#### EXERCISE GOAL:
Please state the number of lines in the entries below where the word "this" appears. Include nothing else.

── EXERCISE INPUT

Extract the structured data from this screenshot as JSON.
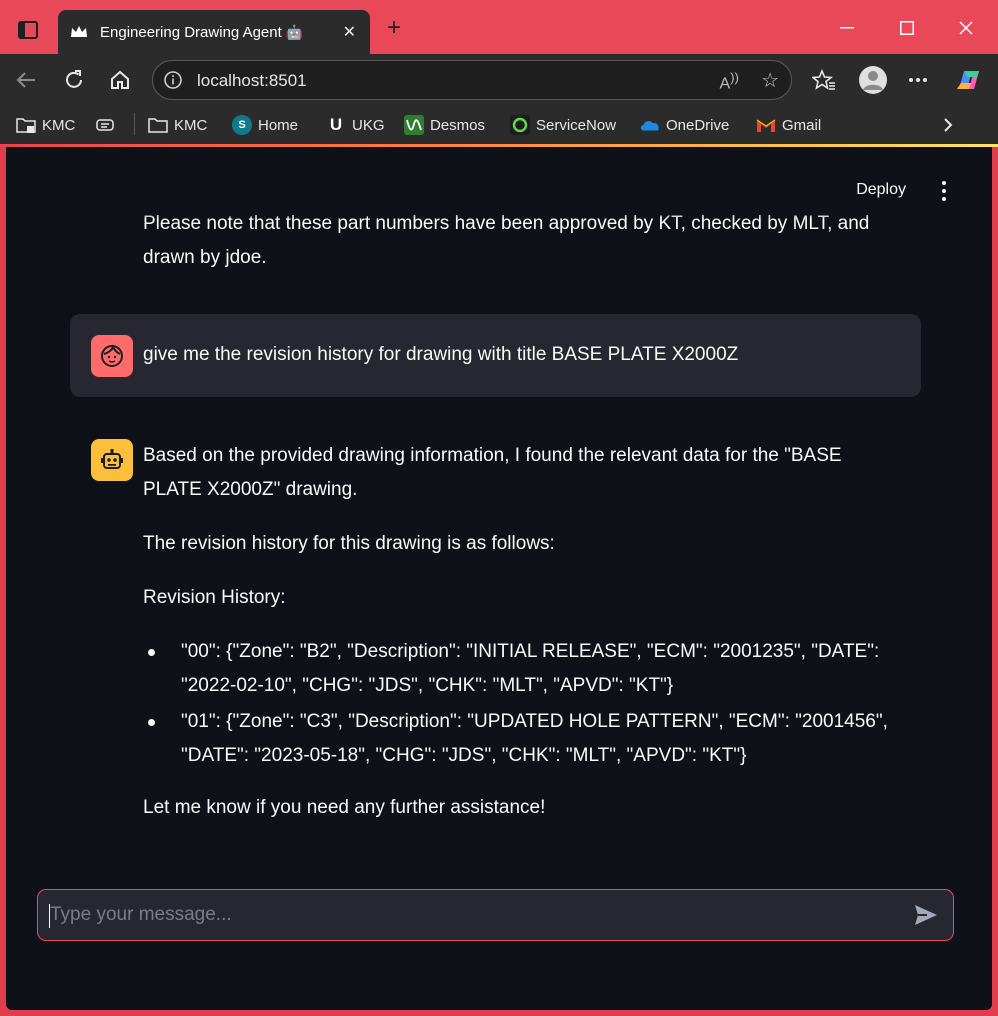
{
  "browser": {
    "tab_title": "Engineering Drawing Agent",
    "tab_emoji": "🤖",
    "url": "localhost:8501"
  },
  "bookmarks": [
    {
      "label": "KMC",
      "icon": "folder-icon"
    },
    {
      "label": "KMC",
      "icon": "folder-icon"
    },
    {
      "label": "Home",
      "icon": "sharepoint-icon"
    },
    {
      "label": "UKG",
      "icon": "ukg-icon"
    },
    {
      "label": "Desmos",
      "icon": "desmos-icon"
    },
    {
      "label": "ServiceNow",
      "icon": "servicenow-icon"
    },
    {
      "label": "OneDrive",
      "icon": "onedrive-icon"
    },
    {
      "label": "Gmail",
      "icon": "gmail-icon"
    }
  ],
  "app": {
    "deploy_label": "Deploy",
    "previous_message_cut": "Please note that these part numbers have been approved by KT, checked by MLT, and drawn by jdoe.",
    "user_message": "give me the revision history for drawing with title BASE PLATE X2000Z",
    "assistant": {
      "intro": "Based on the provided drawing information, I found the relevant data for the \"BASE PLATE X2000Z\" drawing.",
      "line2": "The revision history for this drawing is as follows:",
      "heading": "Revision History:",
      "revisions": [
        "\"00\": {\"Zone\": \"B2\", \"Description\": \"INITIAL RELEASE\", \"ECM\": \"2001235\", \"DATE\": \"2022-02-10\", \"CHG\": \"JDS\", \"CHK\": \"MLT\", \"APVD\": \"KT\"}",
        "\"01\": {\"Zone\": \"C3\", \"Description\": \"UPDATED HOLE PATTERN\", \"ECM\": \"2001456\", \"DATE\": \"2023-05-18\", \"CHG\": \"JDS\", \"CHK\": \"MLT\", \"APVD\": \"KT\"}"
      ],
      "closing": "Let me know if you need any further assistance!"
    },
    "input_placeholder": "Type your message..."
  },
  "colors": {
    "titlebar": "#e84858",
    "app_bg": "#0e1117",
    "user_avatar": "#ff6b6b",
    "bot_avatar": "#fbbf3c",
    "input_border": "#e0505b"
  }
}
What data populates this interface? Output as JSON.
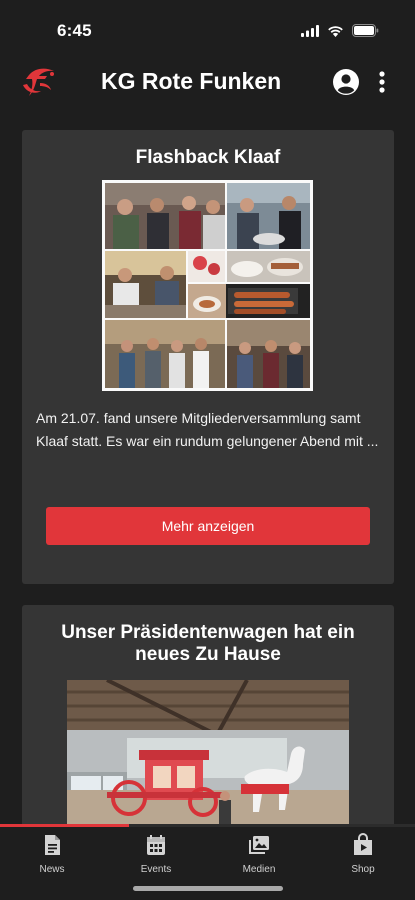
{
  "status_bar": {
    "time": "6:45"
  },
  "app_bar": {
    "title": "KG Rote Funken",
    "icons": [
      "funken-logo-icon",
      "account-circle-icon",
      "more-vert-icon"
    ]
  },
  "posts": [
    {
      "title": "Flashback Klaaf",
      "excerpt": "Am 21.07. fand unsere Mitgliederversammlung samt Klaaf statt. Es war ein rundum gelungener Abend mit ...",
      "button_label": "Mehr anzeigen"
    },
    {
      "title": "Unser Präsidentenwagen hat ein neues Zu Hause"
    }
  ],
  "scroll_progress": 0.31,
  "bottom_nav": {
    "items": [
      {
        "label": "News",
        "icon": "news-icon"
      },
      {
        "label": "Events",
        "icon": "calendar-icon"
      },
      {
        "label": "Medien",
        "icon": "media-icon"
      },
      {
        "label": "Shop",
        "icon": "shop-icon"
      }
    ]
  },
  "colors": {
    "accent": "#e1363a",
    "background": "#1e1e1e",
    "card": "#353535"
  }
}
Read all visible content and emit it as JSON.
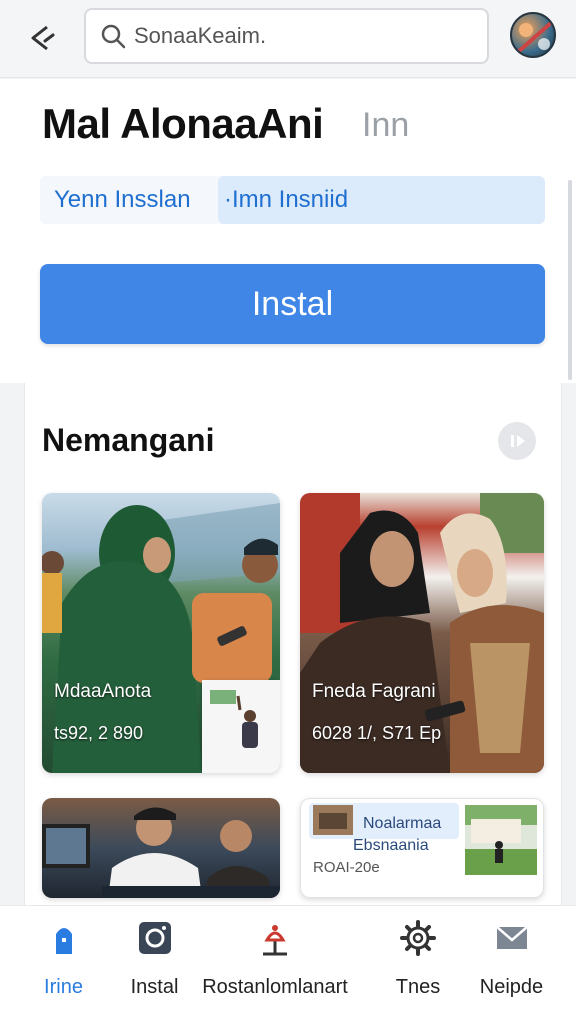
{
  "search": {
    "placeholder": "SonaaKeaim."
  },
  "app": {
    "title": "Mal AlonaaAni",
    "title_suffix": "Inn",
    "segment": {
      "left": "Yenn Insslan",
      "right": "·Imn Insniid"
    },
    "install_label": "Instal"
  },
  "section": {
    "title": "Nemangani"
  },
  "cards": [
    {
      "label": "MdaaAnota",
      "meta": "ts92, 2 890"
    },
    {
      "label": "Fneda Fagrani",
      "meta": "6028 1/, S71 Ep"
    },
    {
      "label": ""
    },
    {
      "title": "Noalarmaa",
      "subtitle": "Ebsnaania",
      "meta": "ROAI-20e"
    }
  ],
  "nav": {
    "items": [
      {
        "label": "Irine",
        "icon": "home-icon",
        "active": true
      },
      {
        "label": "Instal",
        "icon": "camera-icon",
        "active": false
      },
      {
        "label": "Rostanlomlanart",
        "icon": "lamp-icon",
        "active": false
      },
      {
        "label": "Tnes",
        "icon": "gear-icon",
        "active": false
      },
      {
        "label": "Neipde",
        "icon": "mail-icon",
        "active": false
      }
    ]
  },
  "colors": {
    "accent": "#3f86e6",
    "active_nav": "#2a7ce0",
    "segment_bg": "#dcebfb"
  }
}
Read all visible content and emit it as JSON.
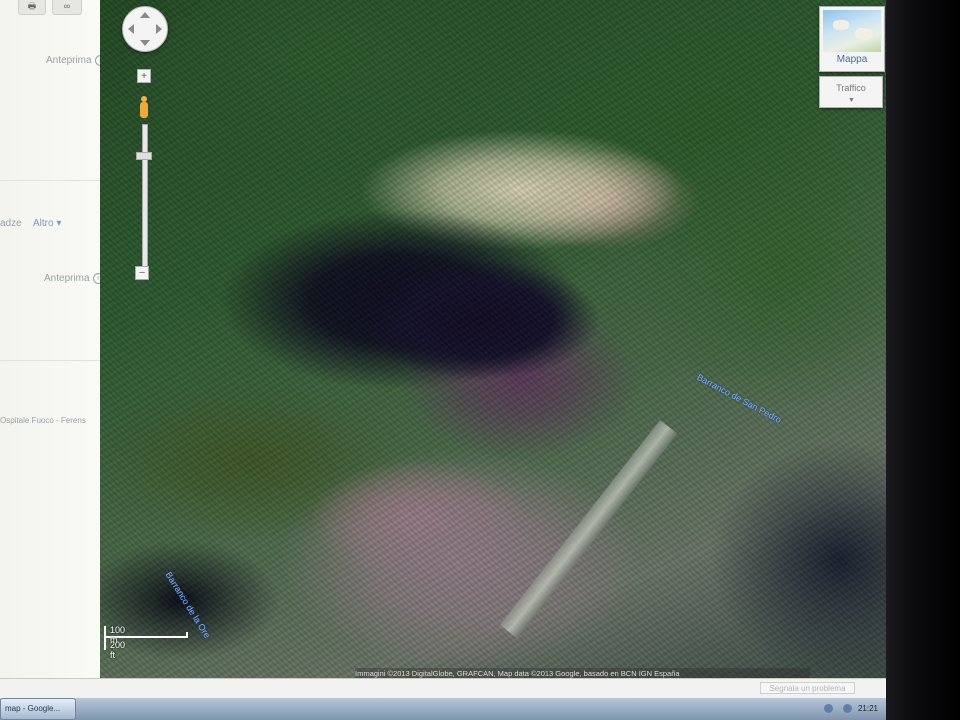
{
  "left_panel": {
    "top_buttons": [
      "🖶",
      "∞"
    ],
    "anteprima_1": "Anteprima",
    "partial_word": "adze",
    "altro_link": "Altro ▾",
    "anteprima_2": "Anteprima",
    "snippet": "Ospitale Fuoco - Ferens"
  },
  "map_controls": {
    "zoom_in": "+",
    "zoom_out": "–",
    "map_type_label": "Mappa",
    "traffic_label": "Traffico"
  },
  "map_labels": {
    "river_1": "Barranco de San Pedro",
    "river_2": "Barranco de la Ore"
  },
  "scale": {
    "top": "100 m",
    "bottom": "200 ft"
  },
  "footer": {
    "attribution": "Immagini ©2013 DigitalGlobe, GRAFCAN, Map data ©2013 Google, basado en BCN IGN España",
    "report_problem": "Segnala un problema"
  },
  "taskbar": {
    "window_label": "map - Google...",
    "clock": "21:21"
  }
}
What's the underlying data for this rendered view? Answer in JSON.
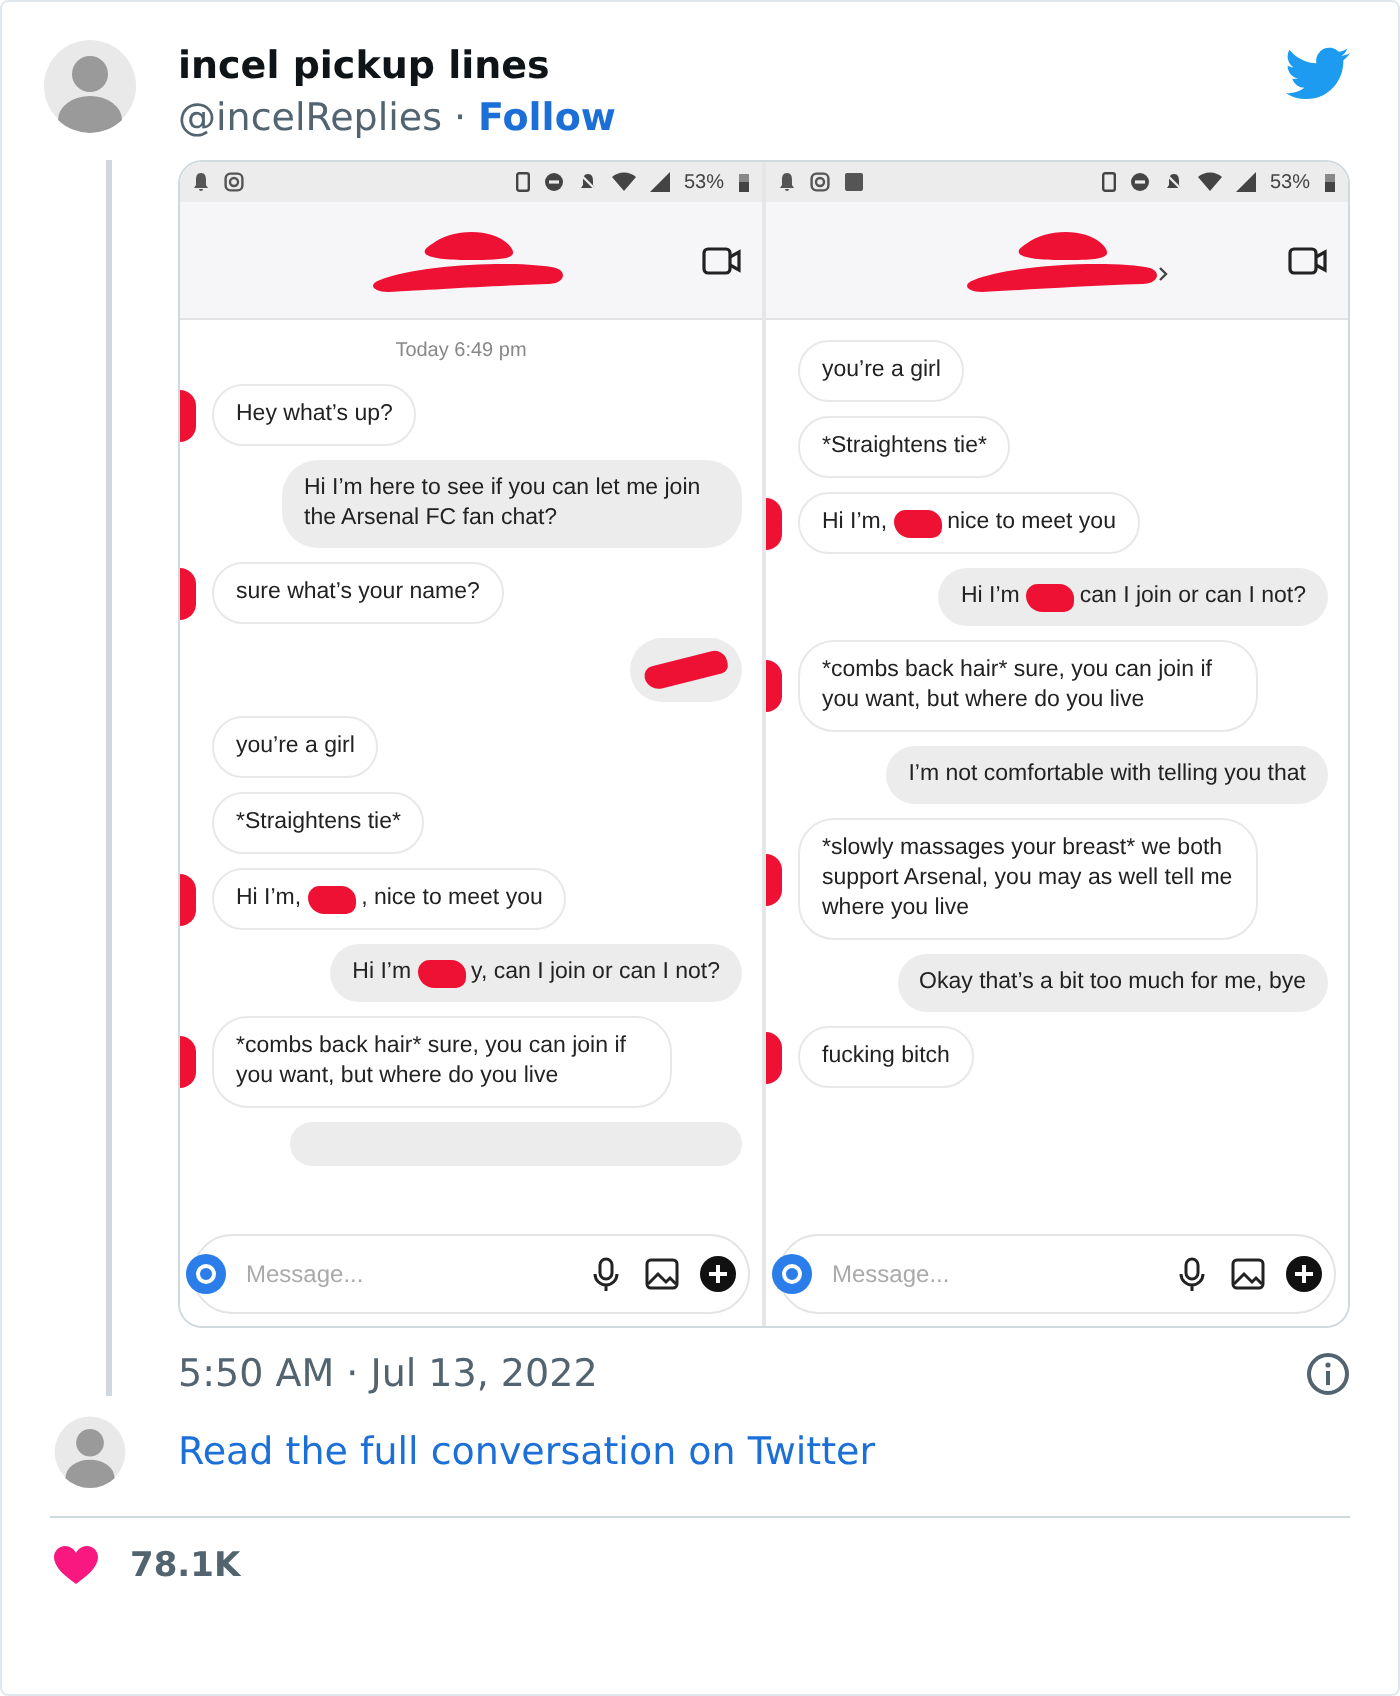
{
  "tweet": {
    "author": {
      "name": "incel pickup lines",
      "handle": "@incelReplies",
      "separator": "·",
      "follow": "Follow"
    },
    "screenshots": [
      {
        "gallery_icon": false,
        "battery": "53%",
        "title_chevron": false,
        "composer_placeholder": "Message...",
        "messages": [
          {
            "kind": "date",
            "text": "Today 6:49 pm"
          },
          {
            "kind": "received",
            "parts": [
              "Hey what’s up?"
            ],
            "avatar_redacted": true
          },
          {
            "kind": "sent",
            "parts": [
              "Hi I’m here to see if you can let me join the Arsenal FC fan chat?"
            ]
          },
          {
            "kind": "received",
            "parts": [
              "sure what’s your name?"
            ],
            "avatar_redacted": true
          },
          {
            "kind": "sent_redacted"
          },
          {
            "kind": "received",
            "parts": [
              "you’re a girl"
            ],
            "avatar_redacted": false
          },
          {
            "kind": "received",
            "parts": [
              "*Straightens tie*"
            ],
            "avatar_redacted": false
          },
          {
            "kind": "received",
            "parts": [
              "Hi I’m,",
              ", nice to meet you"
            ],
            "avatar_redacted": true
          },
          {
            "kind": "sent",
            "parts": [
              "Hi I’m",
              "y, can I join or can I not?"
            ]
          },
          {
            "kind": "received",
            "parts": [
              "*combs back hair* sure, you can join if you want, but where do you live"
            ],
            "avatar_redacted": true
          },
          {
            "kind": "sent_cut"
          }
        ]
      },
      {
        "gallery_icon": true,
        "battery": "53%",
        "title_chevron": true,
        "composer_placeholder": "Message...",
        "messages": [
          {
            "kind": "received",
            "parts": [
              "you’re a girl"
            ],
            "avatar_redacted": false
          },
          {
            "kind": "received",
            "parts": [
              "*Straightens tie*"
            ],
            "avatar_redacted": false
          },
          {
            "kind": "received",
            "parts": [
              "Hi I’m,",
              "nice to meet you"
            ],
            "avatar_redacted": true
          },
          {
            "kind": "sent",
            "parts": [
              "Hi I’m",
              "can I join or can I not?"
            ]
          },
          {
            "kind": "received",
            "parts": [
              "*combs back hair* sure, you can join if you want, but where do you live"
            ],
            "avatar_redacted": true
          },
          {
            "kind": "sent",
            "parts": [
              "I’m not comfortable with telling you that"
            ]
          },
          {
            "kind": "received",
            "parts": [
              "*slowly massages your breast* we both support Arsenal, you may as well tell me where you live"
            ],
            "avatar_redacted": true
          },
          {
            "kind": "sent",
            "parts": [
              "Okay that’s a bit too much for me, bye"
            ]
          },
          {
            "kind": "received",
            "parts": [
              "fucking bitch"
            ],
            "avatar_redacted": true
          }
        ]
      }
    ],
    "timestamp": "5:50 AM · Jul 13, 2022",
    "read_more": "Read the full conversation on Twitter",
    "likes": "78.1K"
  }
}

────

#### YOUR SOLUTION:
4